Pushback in Sequoia mode generally begins between 8-10mph depending on rider weight, tire pressure, grade, battery level, etc. The pushback is pronounced and unrelenting as it attempts to prevent the rider from exceeding the 12mph speed limit of Sequoia mode. Riders who are unfamiliar with pushback and lacking balance skills may start to experience what feel like speed wobbles, or worse, the tail continuing to drop while they accelerate. The simultaneous acceleration and tail drop are most likely due to an inexperienced rider's natural instinct to fight against the dramatic pushback and level the board by pressing on the nose. The rider fighting the elevated nose causes the board to pushback harder to prevent the rider from going beyond the mode's maximum speed. This results in a feedback loop of acceleration and continuing tail drop which can feel uncontrollable. The only solution is to relax, gradually reduce pressure on the nose and shift weight to the tail; the board will then start to level and slow, but it takes time and room to ride it out. It's important to realize that, due to the powerful OW+ motor, sudden accelerations off the back of bumps or from shifts in rider weight can quickly accelerate the board into this dramatic pushback at the lowered speeds of Sequoia mode. Therefore, it's essential that if the rider wishes to ride faster than or near the 12mph Sequoia limit, they should switch to Cruz or Mission mode.

Cruz - Max Velocity 15mph:

Pushback in Cruz mode generally begins between 12-13mph depending on rider weight, tire pressure, grade, battery level, etc. The pushback is pronounced and unrelenting as it attempts to prevent the rider from exceeding the 15mph speed limit of Cruz mode. Riders who are unfamiliar with pushback and lacking balance skills may start to experience what feel like speed wobbles, or worse, the tail continuing to drop while they accelerate. The simultaneous acceleration and tail drop are most likely due to an inexperienced rider's natural instinct to fight against the dramatic pushback and level the board by pressing on the nose. The rider fighting the elevated nose causes the board to pushback harder to prevent the rider from going beyond the mode's maximum speed. This results in a feedback loop of acceleration and continuing tail drop which can feel uncontrollable. The only solution is to relax, gradually reduce pressure on the nose and shift weight to the tail; the board will then start to level and slow, but it takes time and room to ride it out. It's important to realize that, due to the powerful OW+ motor, sudden accelerations off the back of bumps or from shifts in rider weight can quickly accelerate the board into this dramatic pushback at the lowered speeds of Cruz mode. Therefore, it's essential that if the rider wishes to ride faster than or near the 15mph Cruz limit, then they should switch to Mission mode.

Mission - Max Velocity 19mph:

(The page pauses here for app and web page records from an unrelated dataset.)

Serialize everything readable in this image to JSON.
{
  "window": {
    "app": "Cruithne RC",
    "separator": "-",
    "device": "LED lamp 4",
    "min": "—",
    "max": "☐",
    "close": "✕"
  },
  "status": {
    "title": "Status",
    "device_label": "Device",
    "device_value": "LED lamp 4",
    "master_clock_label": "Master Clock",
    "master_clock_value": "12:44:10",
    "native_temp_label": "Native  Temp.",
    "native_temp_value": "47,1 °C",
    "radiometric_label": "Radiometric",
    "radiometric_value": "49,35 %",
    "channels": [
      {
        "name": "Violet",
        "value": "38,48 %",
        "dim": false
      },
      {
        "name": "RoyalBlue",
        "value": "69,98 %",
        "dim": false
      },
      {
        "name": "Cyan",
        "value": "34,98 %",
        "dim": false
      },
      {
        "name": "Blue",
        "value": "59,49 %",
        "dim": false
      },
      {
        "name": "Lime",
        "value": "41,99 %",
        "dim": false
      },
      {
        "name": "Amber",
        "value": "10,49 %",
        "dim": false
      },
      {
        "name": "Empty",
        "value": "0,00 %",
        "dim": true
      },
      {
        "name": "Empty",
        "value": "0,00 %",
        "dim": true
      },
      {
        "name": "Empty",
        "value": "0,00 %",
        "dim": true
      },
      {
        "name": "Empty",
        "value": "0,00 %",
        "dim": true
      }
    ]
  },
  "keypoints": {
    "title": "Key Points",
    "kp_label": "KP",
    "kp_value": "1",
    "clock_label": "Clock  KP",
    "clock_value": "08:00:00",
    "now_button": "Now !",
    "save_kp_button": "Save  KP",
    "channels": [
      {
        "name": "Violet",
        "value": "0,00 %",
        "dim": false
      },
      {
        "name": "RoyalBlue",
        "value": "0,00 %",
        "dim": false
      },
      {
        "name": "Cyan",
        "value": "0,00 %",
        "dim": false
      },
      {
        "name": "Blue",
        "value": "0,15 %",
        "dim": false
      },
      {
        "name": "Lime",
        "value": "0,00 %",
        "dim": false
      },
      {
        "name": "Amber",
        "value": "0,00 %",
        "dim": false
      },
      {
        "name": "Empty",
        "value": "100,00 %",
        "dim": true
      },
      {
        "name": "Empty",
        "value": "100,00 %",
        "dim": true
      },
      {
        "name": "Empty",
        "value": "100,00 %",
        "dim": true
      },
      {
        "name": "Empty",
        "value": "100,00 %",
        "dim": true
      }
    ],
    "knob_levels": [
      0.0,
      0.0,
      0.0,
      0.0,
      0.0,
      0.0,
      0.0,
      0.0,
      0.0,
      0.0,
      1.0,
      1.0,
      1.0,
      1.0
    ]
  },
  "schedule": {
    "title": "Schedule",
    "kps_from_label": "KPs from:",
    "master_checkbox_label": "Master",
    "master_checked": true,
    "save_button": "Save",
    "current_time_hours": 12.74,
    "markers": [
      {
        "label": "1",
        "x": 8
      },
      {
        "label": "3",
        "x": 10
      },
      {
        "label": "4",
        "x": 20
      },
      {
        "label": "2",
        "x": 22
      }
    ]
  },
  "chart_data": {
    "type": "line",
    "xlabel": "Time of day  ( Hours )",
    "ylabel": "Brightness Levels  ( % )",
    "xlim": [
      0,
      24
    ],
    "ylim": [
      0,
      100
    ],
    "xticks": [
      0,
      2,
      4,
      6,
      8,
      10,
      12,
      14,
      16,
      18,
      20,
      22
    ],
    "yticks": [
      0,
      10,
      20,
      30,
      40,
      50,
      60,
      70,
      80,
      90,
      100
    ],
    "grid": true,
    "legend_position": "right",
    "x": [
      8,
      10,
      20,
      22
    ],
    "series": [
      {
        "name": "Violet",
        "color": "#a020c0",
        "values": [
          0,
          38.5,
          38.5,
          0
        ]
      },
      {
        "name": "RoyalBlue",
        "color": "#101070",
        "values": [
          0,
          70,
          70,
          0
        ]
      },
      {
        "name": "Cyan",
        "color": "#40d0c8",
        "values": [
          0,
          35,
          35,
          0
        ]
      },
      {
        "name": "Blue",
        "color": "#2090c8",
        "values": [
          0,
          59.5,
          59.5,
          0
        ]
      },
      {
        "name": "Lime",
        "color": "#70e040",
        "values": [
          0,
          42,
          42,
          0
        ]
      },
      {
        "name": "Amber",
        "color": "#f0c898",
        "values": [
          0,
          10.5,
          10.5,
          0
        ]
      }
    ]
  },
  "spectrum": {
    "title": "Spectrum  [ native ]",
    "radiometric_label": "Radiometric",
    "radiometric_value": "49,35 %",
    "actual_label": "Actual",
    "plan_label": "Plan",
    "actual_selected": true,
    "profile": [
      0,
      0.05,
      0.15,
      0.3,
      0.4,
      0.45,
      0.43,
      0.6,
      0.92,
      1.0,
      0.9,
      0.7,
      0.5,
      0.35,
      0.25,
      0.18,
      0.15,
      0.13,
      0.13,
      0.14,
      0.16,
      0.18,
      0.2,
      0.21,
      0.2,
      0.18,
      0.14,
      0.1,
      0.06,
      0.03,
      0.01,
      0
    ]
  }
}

Pushback in Mission mode generally begins between 15-17mph depending on rider weight, tire pressure, grade, battery level, etc. The pushback is less pronounced than in Sequoia and Cruz modes and will allow the rider to press beyond the 15mph speed limit, and then will lessen allowing the rider to attain speeds beyond 25mph. It's important to remember that beyond the 15mph speed limit the rider becomes more and more responsible for maintaining their balance as velocity increases; therefore rider balance skills are essential to avoid sudden nosedives at speeds beyond the onset of pushback.

Delirium - Max Velocity 20mph:

Delirium mode is still the big question mark. Just Released. Details coming soon.

Elevated - Max Velocity 19 mph:

Elevated mode on the Plus has just been released. Details coming soon.